You have to go through immigration again at Gare du Nord, so it’s wise to arrive 75 minutes before your departure.
If you’re coming back from the Eiffel Tower, your best route is to take the 9 from Trocadéro to Mairie de Montreuil and switch to the 4, taking it to Gare du Nord. It should take around 35 minutes.
Enjoy that high-speed Eurostar train ride back to London, awash in your Paris memories. Now would be an excellent time to dive into those macarons you procured earlier!
Do’s and Don’t’s For a Day Trip to Paris from London
I’m not going to begrudge you for doing what you think is best for yourself, but here are some tips:
Do keep track of the time change. Paris is one hour ahead of London.
Do research opening times in advance. Especially so for museums.
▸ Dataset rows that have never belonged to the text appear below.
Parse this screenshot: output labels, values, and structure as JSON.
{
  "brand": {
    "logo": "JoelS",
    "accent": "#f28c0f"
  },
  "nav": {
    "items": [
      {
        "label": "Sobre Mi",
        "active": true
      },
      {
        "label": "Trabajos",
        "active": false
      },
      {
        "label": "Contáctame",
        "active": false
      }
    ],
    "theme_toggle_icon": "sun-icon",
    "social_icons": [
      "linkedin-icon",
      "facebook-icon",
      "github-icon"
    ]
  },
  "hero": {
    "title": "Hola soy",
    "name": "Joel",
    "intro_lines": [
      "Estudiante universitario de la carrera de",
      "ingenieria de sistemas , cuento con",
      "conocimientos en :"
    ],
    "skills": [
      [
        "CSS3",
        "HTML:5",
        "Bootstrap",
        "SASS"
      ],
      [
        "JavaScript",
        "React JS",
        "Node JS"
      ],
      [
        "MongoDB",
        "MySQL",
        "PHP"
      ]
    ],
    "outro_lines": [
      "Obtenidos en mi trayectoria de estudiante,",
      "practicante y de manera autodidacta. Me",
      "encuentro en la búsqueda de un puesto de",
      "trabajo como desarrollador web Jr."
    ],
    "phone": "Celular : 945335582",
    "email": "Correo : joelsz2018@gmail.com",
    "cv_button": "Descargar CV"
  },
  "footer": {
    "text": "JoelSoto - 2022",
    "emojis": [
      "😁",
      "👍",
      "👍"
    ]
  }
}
The Louvre and Centre Pompidou are closed Tuesdays, while the Musée d’Orsay and Musée Rodin are closed Mondays, to start.
Do say, “Bonjour, madame!” or “Bonjour, monsieur!” whenever you enter a shop or restaurant. This is considered basic manners in France and if you don’t, you may be treated rudely in return.
Don’t leave central Paris. This tacks on a lot of time to what is already too short of a trip. Versailles, for example, is just outside the city center but can easily eat up more than half a day. That also goes for Chartres, Giverny, Reims, the Loire Valley, the beaches of Normandy, Disneyland Paris, and other day trips from Paris.
Do guard against pickpockets. If you use a purse, I recommend using a black crossbody purse that zips shut, preferably made of leather or faux leather. Keep your hand on it. You can also keep valuables in the hidden pocket in a Speakeasy Travel Supply scarf — I guarantee nobody will pickpocket you there!
Don’t leave love locks anywhere. They’re damaging to structures and your lock will be removed anyway. Just enjoy the city of love without vandalizing it in the process.
Don’t go to the top of the Eiffel Tower. I’ve said it before and I’ll say it again. This may seem like shocking advice, but when you’re on top of the Eiffel Tower you can’t see the Eiffel Tower.
It’s like going to the top of the Empire State Building in New York — the most iconic building will be missing from your photos.
Definitely go to the base of the Eiffel Tower and the Trocadero Gardens for the best views, but if you want a good view from a building, I recommend the top of the Arc de Triomphe (close proximity), the rooftop of Galeries Lafayette department store in the 9th (a bit further away), or the top of the Sacré Coeur in Montmartre (furthest away but sweeping views over the whole city).
Do not, under any circumstances, forget an umbrella! Paris’s weather is similar to London’s, but only London gets the overcast weather fame. The weather changes quickly in Paris and rain can come out of nowhere, even on an otherwise sunny day. This travel umbrella is small enough to pack away but strong enough to hold its shape on a windy day.
What to Wear on a Day Trip to Paris
Parisians have a well-earned reputation for being among the best dressed in Europe. So what should you wear on a day trip to Paris?
It depends on the season, but my go-to outfit is a nice top or sweater, slim or skinny dark jeans, a faux leather moto jacket (this one is similar to mine) or sleek winter coat, and a beautiful scarf or pashmina (Speakeasy Travel Supply makes gorgeous scarves with a secret hidden pocket — perfect for Paris!).
You might enjoy dressing up a bit, especially if it’s warmer out. Wearing a nice dress makes for better photos and could earn you more cordial treatment from locals or even get you mistaken for being local.
What not to wear: Shorts, athletic sneakers, baseball caps, old-looking t-shirts, and anything with a university name on it will immediately brand you as a foreigner anywhere in Europe, but especially so in Paris. I recommend leaving these items at home.
Ready to go? Book train tickets from London to Paris here!
More on Paris:
- Solo Female Travel in Paris — Is it Safe?
- Where to Stay in Paris: Best Neighborhoods and Hotels
- 33 Most Famous Streets in Paris
- How to Spend a Layover in Paris
- 100 Travel Tips for Paris
- The Art of the Chilled Out Trip to Paris
Have you done a day trip to Paris from London? Share away!